Latin

Latin languageLat.la
The phrase begging the question originated in the 16th century as a mistranslation of the Latin petitio principii, which actually translates to "assuming the initial point".

Aristotle

AristotelianAristotelesAristote
The original phrase used by Aristotle from which begging the question descends is: τὸ ἐξ ἀρχῆς (or sometimes ἐν ἀρχῇ) αἰτεῖν, "asking for the initial thing."

Dialectic

dialecticsdialecticalHegelian dialectic
Aristotle's intended meaning is closely tied to the type of dialectical argument he discusses in his Topics, book VIII: a formalized debate in which the defending party asserts a thesis that the attacking party must attempt to refute by asking yes-or-no questions and deducing some inconsistency between the responses and the original thesis.

Topics (Aristotle)

TopicsTopics'' (Aristotle)Aristotle's Topics
Aristotle's intended meaning is closely tied to the type of dialectical argument he discusses in his Topics, book VIII: a formalized debate in which the defending party asserts a thesis that the attacking party must attempt to refute by asking yes-or-no questions and deducing some inconsistency between the responses and the original thesis.

Sophistical Refutations

On Sophistical RefutationsSophistici ElenchiDe sophisticis elenchis
Aristotle discusses this in Sophistical Refutations and in Prior Analytics book II, (64b, 34–65a 9, for circular reasoning see 57b, 18–59b, 1).

Prior Analytics

Analytica PrioraSyllogismanalyticorum priorum librum 1
Aristotle discusses this in Sophistical Refutations and in Prior Analytics book II, (64b, 34–65a 9, for circular reasoning see 57b, 18–59b, 1).

Post-classical history

post-classicalPostclassicPostclassical Era
Petitio (from peto), in the post-classical context in which the phrase arose, means assuming or postulating, but in the older classical sense means petition, request or beseeching.

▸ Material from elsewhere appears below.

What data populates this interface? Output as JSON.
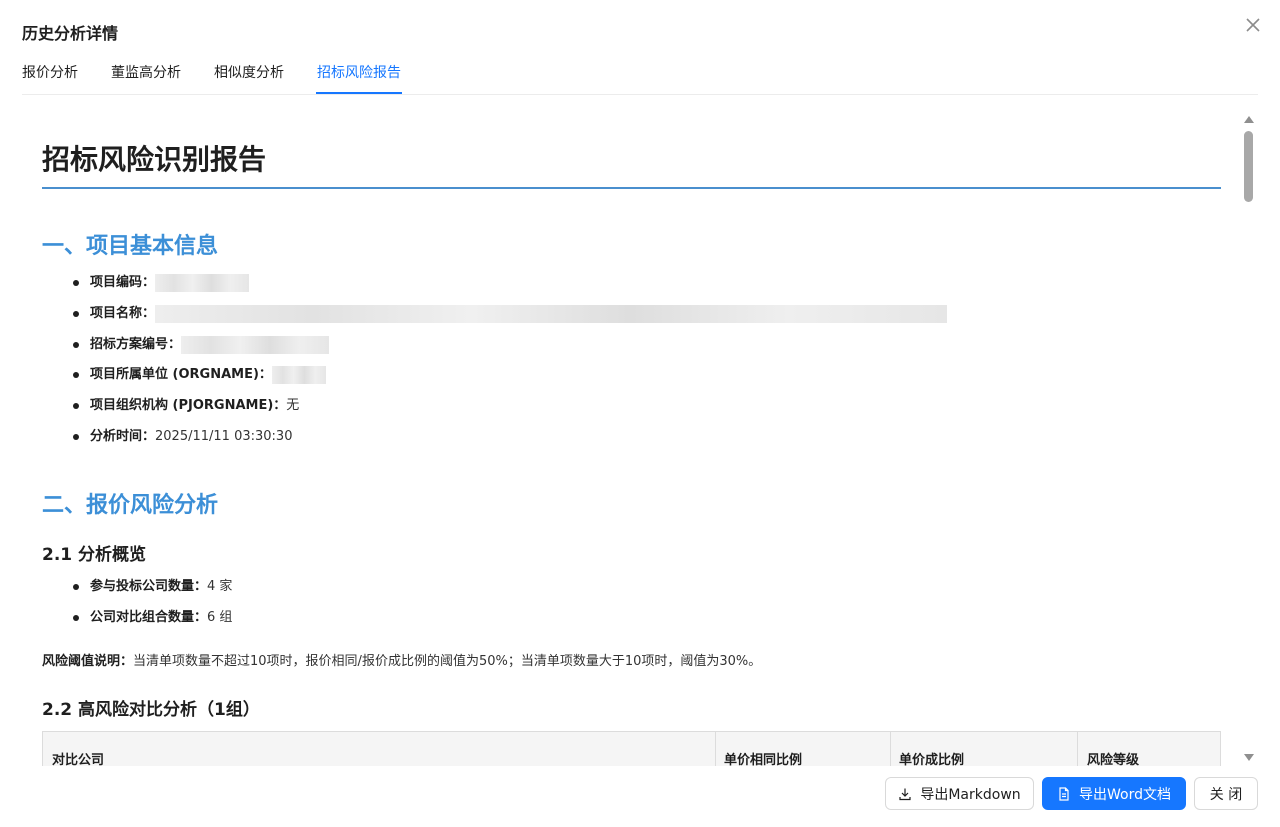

Genitive case

genitivegen.GEN
Principii, genitive of principium, means beginning, basis or premise (of an argument).